Teaching these nuances doesn’t only apply to children. It applies to anyone who asks for our advice – whether old or young, inside the truth or outside of the truth. We are all faced with opportunities to teach God’s word. And if we step up to the plate at those opportunities, we can either impart the written code, or we can impart the spirit that gives life. We can either tear down or we can build up those who need help.


Unfortunately it’s much easier to teach the “taste not touch not” perspective of the lessons of Christ. While this approach is certainly appropriate on some occasions, it does not always have a positive effect. What I mean is, most of us know the commands of God. From time to time we find ourselves sinning by breaking those commands. During those times simply being told how wrong something is doesn’t provide any necessary help required. First, it’s something we already know. Second, it only adds to the burden of guilt we’re already carrying.


That seems to be the role of the foolish woman of Proverbs 14. She tears down the person who is sinning instead of building them up through the spirit. What is needed during those situations is the patience and kindness of Godly love that will lead that person to repentance. As Paul wrote in Galatians 6 verse 1:


Galatians 6:1

1        Brothers, if someone is caught in a sin, you who are spiritual should restore him gently. (NIV)


In saying this, Paul seems to emphasize the importance of the role of the wise woman – she is able to restore the one caught in sin. She doesn’t tear down the offending person. She builds them up gently in the love of God. And not only does she build up the one who sinned, she also builds up others, teaching them to administer the grace and mercy of God through the spirit that gives life.


Without a doubt the letter of the law has its place. It tells us what sin is and is a schoolmaster unto Christ; it is the blade that prepares the soil. It plows under the weeds, uncovers the stony places and furrows the earth that it might receive the seed of the gospel.

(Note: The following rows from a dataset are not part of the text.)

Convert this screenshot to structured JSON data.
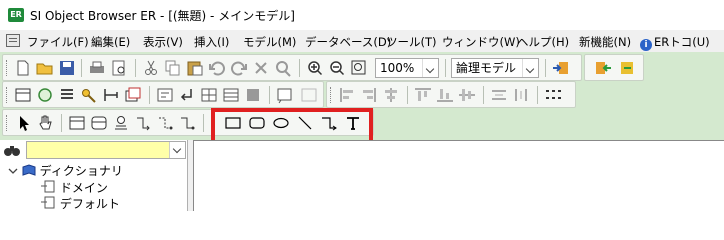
{
  "window": {
    "title": "SI Object Browser ER - [(無題) - メインモデル]",
    "app_icon_text": "ER"
  },
  "menu": [
    {
      "label": "ファイル(F)"
    },
    {
      "label": "編集(E)"
    },
    {
      "label": "表示(V)"
    },
    {
      "label": "挿入(I)"
    },
    {
      "label": "モデル(M)"
    },
    {
      "label": "データベース(D)"
    },
    {
      "label": "ツール(T)"
    },
    {
      "label": "ウィンドウ(W)"
    },
    {
      "label": "ヘルプ(H)"
    },
    {
      "label": "新機能(N)"
    },
    {
      "label": "ERトコ(U)"
    }
  ],
  "toolbar": {
    "zoom_value": "100%",
    "model_view_value": "論理モデル"
  },
  "left_panel": {
    "search_value": "",
    "tree": [
      {
        "label": "ディクショナリ"
      },
      {
        "label": "ドメイン"
      },
      {
        "label": "デフォルト"
      }
    ]
  },
  "icons": {
    "draw_tools": [
      "rectangle-icon",
      "rounded-rectangle-icon",
      "ellipse-icon",
      "line-icon",
      "elbow-connector-icon",
      "text-icon"
    ]
  },
  "colors": {
    "toolbar_bg": "#d4e9cf",
    "highlight": "#e02020",
    "search_bg": "#ffffa8"
  }
}
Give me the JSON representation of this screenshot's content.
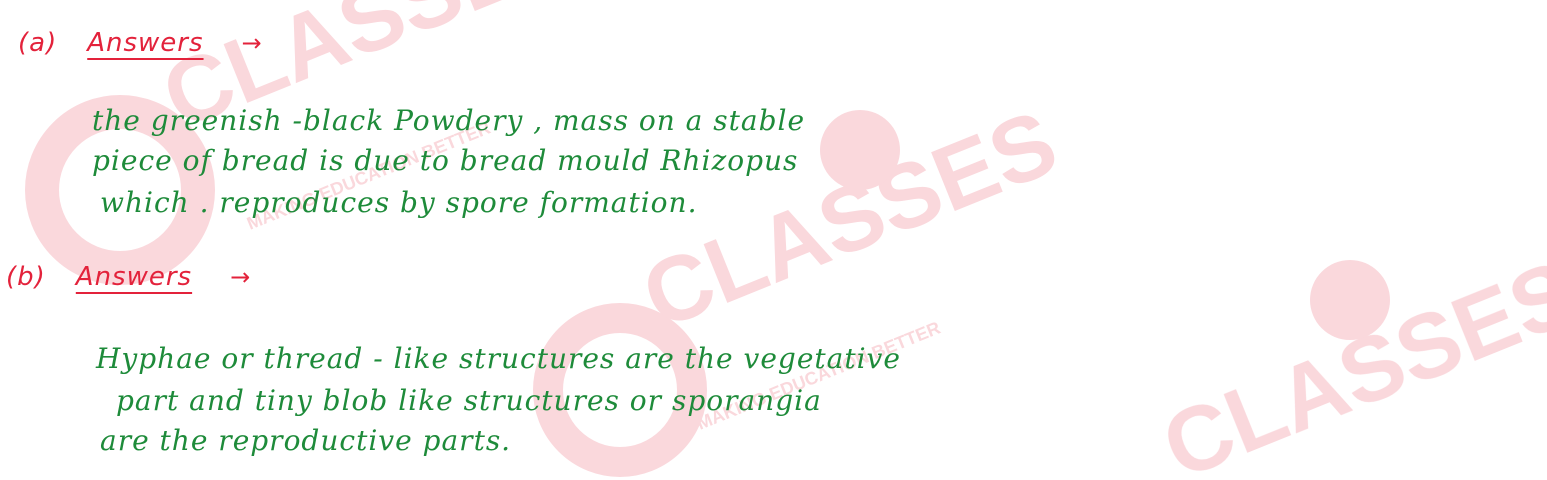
{
  "watermark": {
    "brand_text": "CLASSES",
    "tagline": "MAKING EDUCATION BETTER",
    "color": "#f3b0b0"
  },
  "colors": {
    "label": "#e3223b",
    "answer_text": "#1e8b3a"
  },
  "part_a": {
    "marker": "(a)",
    "label": "Answers",
    "arrow": "→",
    "lines": [
      "the     greenish  -black     Powdery , mass     on   a    stable",
      "piece    of   bread    is   due     to    bread    mould     Rhizopus",
      "which .   reproduces      by     spore      formation."
    ]
  },
  "part_b": {
    "marker": "(b)",
    "label": "Answers",
    "arrow": "→",
    "lines": [
      "Hyphae     or   thread  - like    structures    are    the    vegetative",
      "part   and   tiny     blob   like    structures     or    sporangia",
      "are     the     reproductive     parts."
    ]
  }
}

However, no amount of plowing will ever produce a crop. No matter how much effort the farmer puts into his field, it will never produce fruit until the seed has been: planted, watered and received the required nourishment. Only then will the harvest be realized.


There is still weeding that needs to be done, but we need only weed those areas that need weeding, taking care not to plow under the tender buds that have sprouted.


That is the difference between the wise and foolish women. The foolish woman plucks up the seed as she weeds the field, but the wise woman has patience and kindness towards her produce. She nurtures the seed as it matures, waiting until the time comes for it to be gathered into the storehouse.


If we desire to be the wise woman and help build up the ecclesia, our task is to grow in our knowledge of the spirit that gives life and learn to administer it properly. That’s not an impossible task, it just requires our effort on our part and our looking to the master for his guidance. And we can have confidence that if we labor in the fields, God will give the increase.


Our Lord Jesus Christ was always building up the ecclesia. He always showed tender care for those who sought the truth. He didn’t tie heavy loads on men’s shoulders and not lift a finger to help. On the contrary, those who sought after Christ found the help they needed. He constantly sought to expand the understanding of those he taught, even those who sought to kill him. He forgave the sins of those who transgressed. He comforted those who forsook him. He strengthened those who would be in his service. And to this very day he is doing the work of his Father.


These are blessings we have each received, brothers and sister, and through them we have been built up into the temple of the living God. Truly we have benefited from the fruits of Christ’s labor. And not only that, but the blessings we have received are things we can impart to each other. Things that will help build up the ecclesia and manifest the glory of God. We have been tremendous blessed through the grace and mercy of God, and with this bread and wine we remember how those blessings have come to us. As we reflect on the life of Christ and how he has built us up, let us also consider how as the bride of Christ, we can be the wise woman who helps build his house.


Craig Craver  North Industry